■ Prompt ■
The line count for "Esto" is all that is needed: say how many lines in the listing below contain it.

::::

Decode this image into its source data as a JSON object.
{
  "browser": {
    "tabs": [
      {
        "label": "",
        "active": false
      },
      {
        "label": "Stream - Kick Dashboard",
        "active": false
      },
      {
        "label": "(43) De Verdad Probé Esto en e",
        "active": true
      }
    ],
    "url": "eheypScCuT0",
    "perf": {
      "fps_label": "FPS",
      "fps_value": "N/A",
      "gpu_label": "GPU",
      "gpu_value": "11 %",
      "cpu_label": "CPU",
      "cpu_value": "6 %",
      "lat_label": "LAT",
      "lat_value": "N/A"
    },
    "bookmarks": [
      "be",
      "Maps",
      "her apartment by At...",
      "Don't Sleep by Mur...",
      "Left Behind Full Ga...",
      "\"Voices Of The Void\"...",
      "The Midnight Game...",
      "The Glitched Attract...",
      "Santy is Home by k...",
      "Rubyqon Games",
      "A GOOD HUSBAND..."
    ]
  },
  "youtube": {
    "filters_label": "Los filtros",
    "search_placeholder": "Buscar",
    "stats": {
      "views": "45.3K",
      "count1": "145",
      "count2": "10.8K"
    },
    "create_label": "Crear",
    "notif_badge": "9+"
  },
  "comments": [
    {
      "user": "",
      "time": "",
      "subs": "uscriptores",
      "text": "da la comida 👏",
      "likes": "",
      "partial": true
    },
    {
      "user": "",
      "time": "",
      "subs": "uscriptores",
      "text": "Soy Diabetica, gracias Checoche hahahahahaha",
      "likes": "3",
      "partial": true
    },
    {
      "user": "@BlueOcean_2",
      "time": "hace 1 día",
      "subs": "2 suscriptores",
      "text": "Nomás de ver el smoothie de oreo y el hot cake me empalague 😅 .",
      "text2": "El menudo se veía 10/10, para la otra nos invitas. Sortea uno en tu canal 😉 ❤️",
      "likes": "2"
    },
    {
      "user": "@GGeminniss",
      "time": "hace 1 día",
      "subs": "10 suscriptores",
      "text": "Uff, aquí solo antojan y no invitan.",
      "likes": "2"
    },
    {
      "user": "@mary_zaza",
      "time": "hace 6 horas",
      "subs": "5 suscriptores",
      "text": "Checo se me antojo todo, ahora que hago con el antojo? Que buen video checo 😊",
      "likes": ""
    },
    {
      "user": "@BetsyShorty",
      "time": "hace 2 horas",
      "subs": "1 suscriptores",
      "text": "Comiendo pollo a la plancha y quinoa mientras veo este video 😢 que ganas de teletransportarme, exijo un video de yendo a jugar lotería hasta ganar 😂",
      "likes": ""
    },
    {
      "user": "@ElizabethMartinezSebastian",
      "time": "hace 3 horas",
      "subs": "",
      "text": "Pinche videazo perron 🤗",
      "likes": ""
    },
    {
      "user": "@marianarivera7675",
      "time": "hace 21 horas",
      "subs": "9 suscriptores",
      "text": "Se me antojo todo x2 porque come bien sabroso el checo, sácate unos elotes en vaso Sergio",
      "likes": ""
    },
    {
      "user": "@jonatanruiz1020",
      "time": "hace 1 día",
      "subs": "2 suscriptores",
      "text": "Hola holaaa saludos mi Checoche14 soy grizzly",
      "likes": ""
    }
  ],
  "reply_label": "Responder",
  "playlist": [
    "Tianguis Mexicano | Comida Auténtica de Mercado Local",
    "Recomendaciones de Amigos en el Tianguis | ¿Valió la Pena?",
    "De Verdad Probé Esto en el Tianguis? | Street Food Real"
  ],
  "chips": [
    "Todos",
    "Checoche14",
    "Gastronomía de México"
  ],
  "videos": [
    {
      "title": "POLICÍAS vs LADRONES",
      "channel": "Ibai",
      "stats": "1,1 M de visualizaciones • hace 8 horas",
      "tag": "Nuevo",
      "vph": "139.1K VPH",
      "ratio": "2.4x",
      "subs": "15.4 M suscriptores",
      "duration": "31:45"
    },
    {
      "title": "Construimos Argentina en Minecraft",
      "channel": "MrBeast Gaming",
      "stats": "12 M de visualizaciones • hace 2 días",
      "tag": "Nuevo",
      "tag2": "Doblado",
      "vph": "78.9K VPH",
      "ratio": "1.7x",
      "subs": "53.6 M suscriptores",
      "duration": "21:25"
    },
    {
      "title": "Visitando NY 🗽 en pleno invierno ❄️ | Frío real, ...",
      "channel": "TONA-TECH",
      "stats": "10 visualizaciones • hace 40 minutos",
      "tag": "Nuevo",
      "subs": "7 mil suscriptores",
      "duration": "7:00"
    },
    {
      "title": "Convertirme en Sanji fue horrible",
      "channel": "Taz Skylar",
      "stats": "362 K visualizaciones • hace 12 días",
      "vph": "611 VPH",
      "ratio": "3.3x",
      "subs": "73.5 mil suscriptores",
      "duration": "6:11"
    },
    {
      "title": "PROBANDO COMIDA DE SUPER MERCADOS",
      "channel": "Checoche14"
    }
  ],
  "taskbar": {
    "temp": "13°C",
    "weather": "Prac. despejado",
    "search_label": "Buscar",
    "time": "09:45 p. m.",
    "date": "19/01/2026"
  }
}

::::

■ Result of this task ■
2